* _Work to be completed_
Apart from the pictures, reproduce the data below exactly as it stands.
** Data to use follows **
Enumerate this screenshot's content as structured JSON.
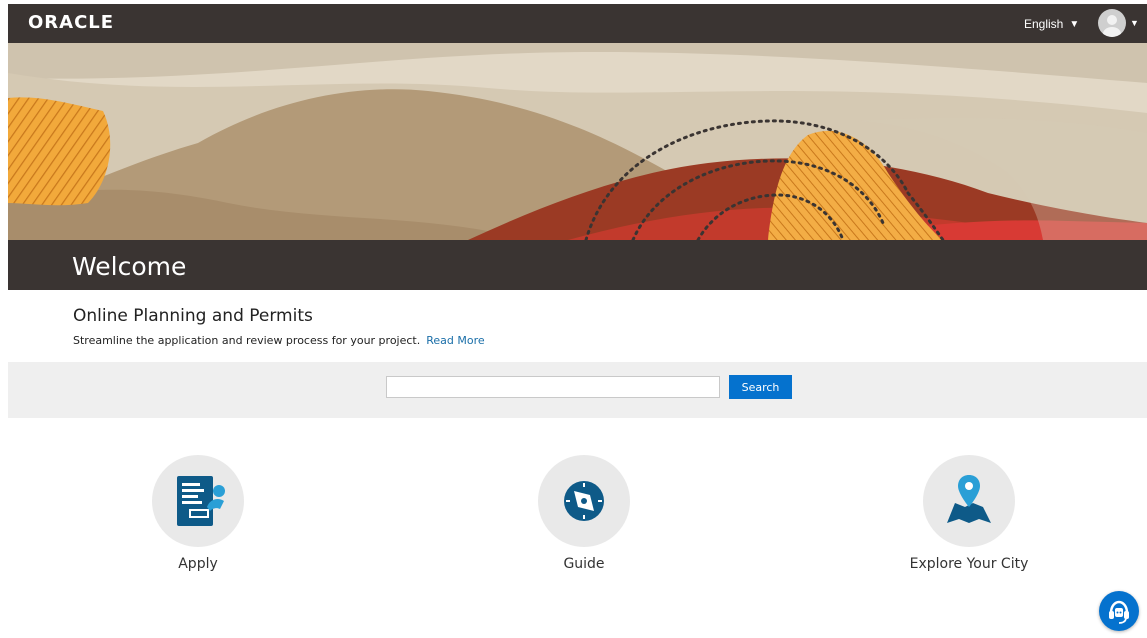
{
  "header": {
    "logo_text": "ORACLE",
    "language": "English"
  },
  "banner": {
    "title": "Welcome"
  },
  "intro": {
    "title": "Online Planning and Permits",
    "description": "Streamline the application and review process for your project.",
    "read_more": "Read More"
  },
  "search": {
    "placeholder": "",
    "button_label": "Search"
  },
  "tiles": [
    {
      "label": "Apply",
      "icon": "apply-form-icon"
    },
    {
      "label": "Guide",
      "icon": "compass-icon"
    },
    {
      "label": "Explore Your City",
      "icon": "map-pin-icon"
    }
  ],
  "colors": {
    "header_bg": "#3a3432",
    "accent": "#0572ce",
    "link": "#1a6ea8",
    "tile_icon": "#0e5a88"
  }
}
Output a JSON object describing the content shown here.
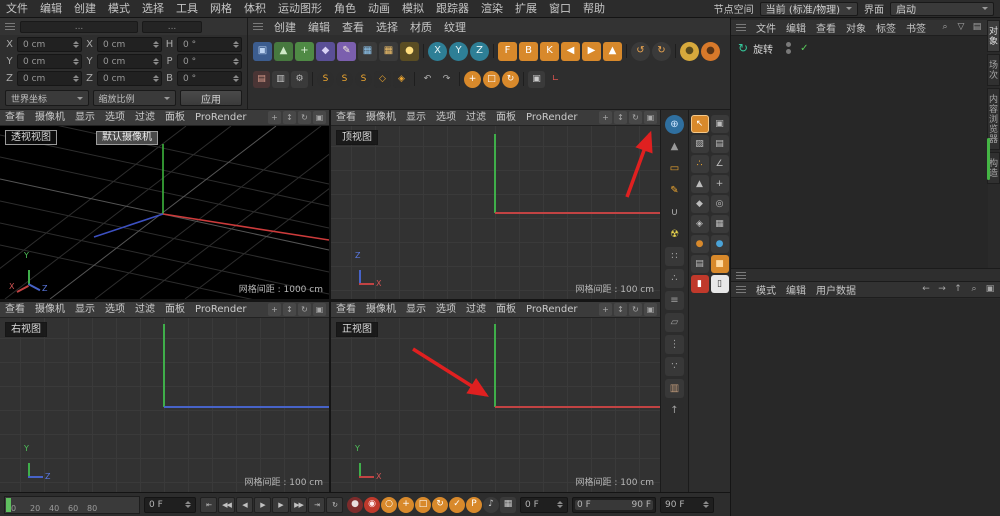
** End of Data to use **
* _Final answer_
Enumerate this screenshot's content as structured JSON.
{
  "header": {
    "logo_text": "ORACLE",
    "language": "English"
  },
  "banner": {
    "title": "Welcome"
  },
  "intro": {
    "title": "Online Planning and Permits",
    "description": "Streamline the application and review process for your project.",
    "read_more": "Read More"
  },
  "search": {
    "placeholder": "",
    "button_label": "Search"
  },
  "tiles": [
    {
      "label": "Apply",
      "icon": "apply-form-icon"
    },
    {
      "label": "Guide",
      "icon": "compass-icon"
    },
    {
      "label": "Explore Your City",
      "icon": "map-pin-icon"
    }
  ],
  "colors": {
    "header_bg": "#3a3432",
    "accent": "#0572ce",
    "link": "#1a6ea8",
    "tile_icon": "#0e5a88"
  }
}
Output a JSON object describing the content shown here.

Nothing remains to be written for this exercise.